--- MATERIAL PROVIDED ---

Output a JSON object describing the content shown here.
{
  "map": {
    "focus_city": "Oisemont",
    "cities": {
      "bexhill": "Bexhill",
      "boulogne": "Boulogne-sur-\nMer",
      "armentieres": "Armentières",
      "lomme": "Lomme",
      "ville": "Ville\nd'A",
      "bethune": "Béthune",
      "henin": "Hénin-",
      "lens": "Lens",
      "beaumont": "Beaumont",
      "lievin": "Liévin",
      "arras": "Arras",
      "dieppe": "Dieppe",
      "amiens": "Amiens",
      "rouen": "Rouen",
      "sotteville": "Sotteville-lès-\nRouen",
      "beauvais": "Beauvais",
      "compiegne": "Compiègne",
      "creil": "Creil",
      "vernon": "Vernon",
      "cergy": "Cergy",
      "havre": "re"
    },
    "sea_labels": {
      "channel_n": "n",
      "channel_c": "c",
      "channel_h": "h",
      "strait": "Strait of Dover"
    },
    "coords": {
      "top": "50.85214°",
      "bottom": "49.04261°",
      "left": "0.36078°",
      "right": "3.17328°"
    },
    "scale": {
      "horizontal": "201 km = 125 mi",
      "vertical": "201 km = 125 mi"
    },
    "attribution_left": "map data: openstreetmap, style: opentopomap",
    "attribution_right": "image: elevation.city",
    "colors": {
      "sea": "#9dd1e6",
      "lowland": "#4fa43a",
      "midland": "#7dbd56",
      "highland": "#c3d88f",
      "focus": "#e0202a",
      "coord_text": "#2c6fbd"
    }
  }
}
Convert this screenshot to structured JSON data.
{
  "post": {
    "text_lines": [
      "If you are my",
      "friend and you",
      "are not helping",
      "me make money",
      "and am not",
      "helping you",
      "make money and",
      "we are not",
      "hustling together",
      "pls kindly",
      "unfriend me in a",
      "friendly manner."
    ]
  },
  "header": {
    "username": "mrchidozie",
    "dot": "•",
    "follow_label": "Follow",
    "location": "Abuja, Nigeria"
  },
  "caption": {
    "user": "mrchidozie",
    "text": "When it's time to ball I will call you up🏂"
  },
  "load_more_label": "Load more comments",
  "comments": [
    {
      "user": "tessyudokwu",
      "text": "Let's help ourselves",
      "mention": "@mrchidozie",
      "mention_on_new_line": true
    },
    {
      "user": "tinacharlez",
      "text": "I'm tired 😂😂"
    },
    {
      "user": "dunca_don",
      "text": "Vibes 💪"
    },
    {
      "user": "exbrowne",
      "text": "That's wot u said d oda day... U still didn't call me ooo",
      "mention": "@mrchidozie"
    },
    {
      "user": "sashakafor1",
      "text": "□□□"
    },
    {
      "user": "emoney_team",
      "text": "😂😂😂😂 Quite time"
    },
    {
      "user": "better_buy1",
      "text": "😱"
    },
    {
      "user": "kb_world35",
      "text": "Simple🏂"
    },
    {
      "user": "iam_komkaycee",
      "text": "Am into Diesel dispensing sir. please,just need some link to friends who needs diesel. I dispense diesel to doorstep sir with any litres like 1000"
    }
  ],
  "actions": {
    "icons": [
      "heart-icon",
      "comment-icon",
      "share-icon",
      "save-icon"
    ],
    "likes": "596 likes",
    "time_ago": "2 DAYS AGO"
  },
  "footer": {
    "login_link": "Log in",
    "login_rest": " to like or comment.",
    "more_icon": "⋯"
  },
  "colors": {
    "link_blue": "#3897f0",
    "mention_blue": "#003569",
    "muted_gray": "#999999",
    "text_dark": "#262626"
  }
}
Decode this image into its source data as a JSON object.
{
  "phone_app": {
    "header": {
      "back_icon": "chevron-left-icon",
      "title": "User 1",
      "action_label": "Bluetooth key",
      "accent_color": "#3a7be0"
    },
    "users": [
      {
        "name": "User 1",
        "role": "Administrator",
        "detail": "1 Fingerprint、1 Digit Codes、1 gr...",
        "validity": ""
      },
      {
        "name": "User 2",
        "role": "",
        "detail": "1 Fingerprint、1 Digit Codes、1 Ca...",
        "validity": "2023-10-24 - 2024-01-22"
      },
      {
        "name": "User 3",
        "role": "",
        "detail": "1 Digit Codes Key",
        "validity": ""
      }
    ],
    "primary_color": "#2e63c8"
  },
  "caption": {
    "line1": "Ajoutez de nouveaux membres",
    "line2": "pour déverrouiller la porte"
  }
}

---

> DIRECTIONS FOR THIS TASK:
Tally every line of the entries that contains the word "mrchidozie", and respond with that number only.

> EXPECTED ANSWER:
4